“The impact to school districts,” is that the residential assessment rate likely will have to drop next year from 7.15% to 5.88%. (Per Jeffco Schools Director of Budget and Treasury: “For Jeffco schools, the current estimate is a loss of $31.0M”)
Groff calculates that will mean a $246 million drop in district Total Program Funding revenues – which the state will have to backfill in 2021-22 – a $490 million drop in all district revenues, including MLOs and bonds, and a $203 million drop in revenues for counties. Again, an important caveat is that when the state does not have the revenue to backfill K-12, the Budget Stabilization Factor increases
Note: If the Gallagher Repeal is not successful, there will be a significant impact on local governments. For example, Jefferson County will see a $29M decrease in revenue.
Amendment 76 – Citizenship Qualification of Electors (Constitutional change)
“The measure wouldn’t immediately change much, even if it’s approved by voters.
Colorado already bans noncitizens from voting in state and federal elections, according to the Secretary of State’s office. The state constitution says that “every citizen” may vote, and Initiative 76 would change it to say that “only citizens” may vote.
In Colorado, a city could theoretically decide to allow noncitizens into a local election. That’s allowed under the current laws, according to the Secretary of State’s office.
“… the phrasing of Initiative 76 wouldn’t actually stop a city from allowing noncitizen voting…”
Amendment 77 – Local Voter approval of Gaming Limits (Blackhawk, Central City, Cripple Creek)** (Constitutional Change)

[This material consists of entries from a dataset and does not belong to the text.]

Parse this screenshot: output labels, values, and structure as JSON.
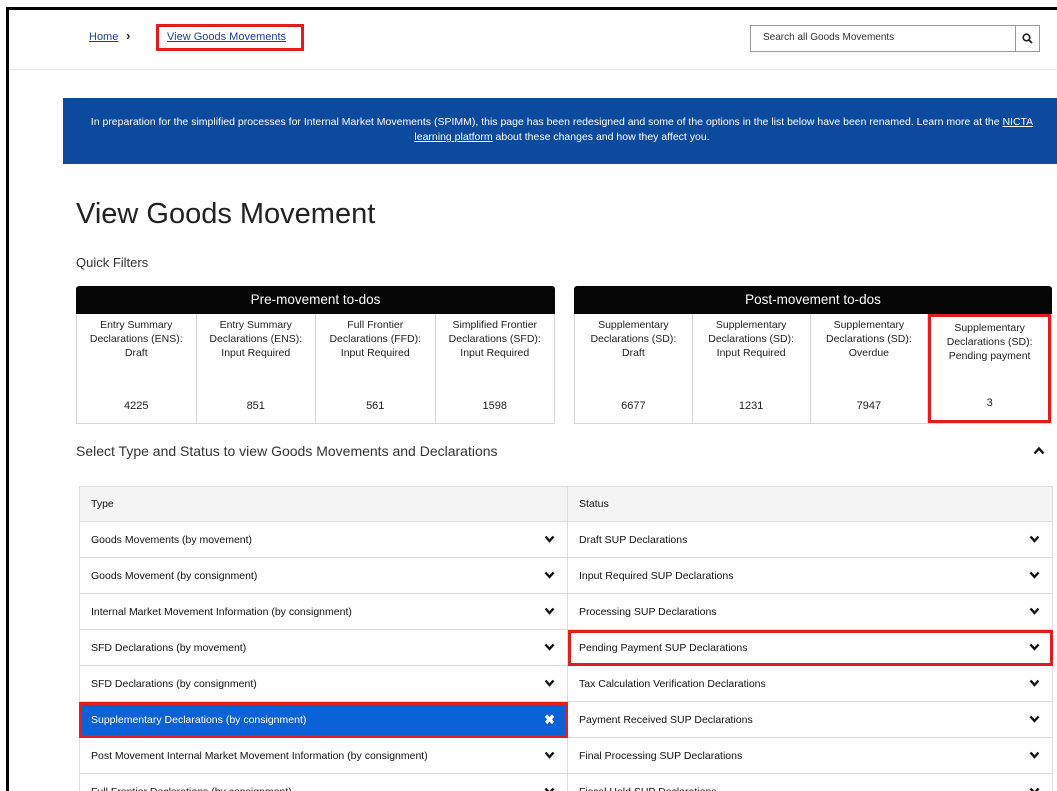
{
  "breadcrumb": {
    "home": "Home",
    "separator": "›",
    "current": "View Goods Movements"
  },
  "search": {
    "placeholder": "Search all Goods Movements"
  },
  "banner": {
    "text_before": "In preparation for the simplified processes for Internal Market Movements (SPIMM), this page has been redesigned and some of the options in the list below have been renamed. Learn more at the ",
    "link": "NICTA learning platform",
    "text_after": " about these changes and how they affect you."
  },
  "page": {
    "title": "View Goods Movement",
    "quick_filters": "Quick Filters"
  },
  "pre_movement": {
    "title": "Pre-movement to-dos",
    "cells": [
      {
        "label": "Entry Summary Declarations (ENS): Draft",
        "count": "4225"
      },
      {
        "label": "Entry Summary Declarations (ENS): Input Required",
        "count": "851"
      },
      {
        "label": "Full Frontier Declarations (FFD): Input Required",
        "count": "561"
      },
      {
        "label": "Simplified Frontier Declarations (SFD): Input Required",
        "count": "1598"
      }
    ]
  },
  "post_movement": {
    "title": "Post-movement to-dos",
    "cells": [
      {
        "label": "Supplementary Declarations (SD): Draft",
        "count": "6677"
      },
      {
        "label": "Supplementary Declarations (SD): Input Required",
        "count": "1231"
      },
      {
        "label": "Supplementary Declarations (SD): Overdue",
        "count": "7947"
      },
      {
        "label": "Supplementary Declarations (SD): Pending payment",
        "count": "3"
      }
    ]
  },
  "selector": {
    "heading": "Select Type and Status to view Goods Movements and Declarations",
    "type_header": "Type",
    "status_header": "Status",
    "types": [
      "Goods Movements (by movement)",
      "Goods Movement (by consignment)",
      "Internal Market Movement Information (by consignment)",
      "SFD Declarations (by movement)",
      "SFD Declarations (by consignment)",
      "Supplementary Declarations (by consignment)",
      "Post Movement Internal Market Movement Information (by consignment)",
      "Full Frontier Declarations (by consignment)"
    ],
    "statuses": [
      "Draft SUP Declarations",
      "Input Required SUP Declarations",
      "Processing SUP Declarations",
      "Pending Payment SUP Declarations",
      "Tax Calculation Verification Declarations",
      "Payment Received SUP Declarations",
      "Final Processing SUP Declarations",
      "Fiscal Hold SUP Declarations"
    ]
  },
  "colors": {
    "banner": "#0c4a9e",
    "selected": "#0b61d6",
    "highlight": "#e21d1d"
  }
}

Summary of Measure: The Colorado Constitution currently limits gaming to slots, blackjack,poker, craps, and roulette, with a maximum bet of $100 for any game. This measure would allow voters in Central City, Black Hawk, and Cripple Creek to expand bet amounts and the types of games allowed at casinos in the three cities. Additionally, the measure allows gaming revenue distributed to the state’s public community colleges to be spent on programs that improve student retention and increase completion of credentialed programs.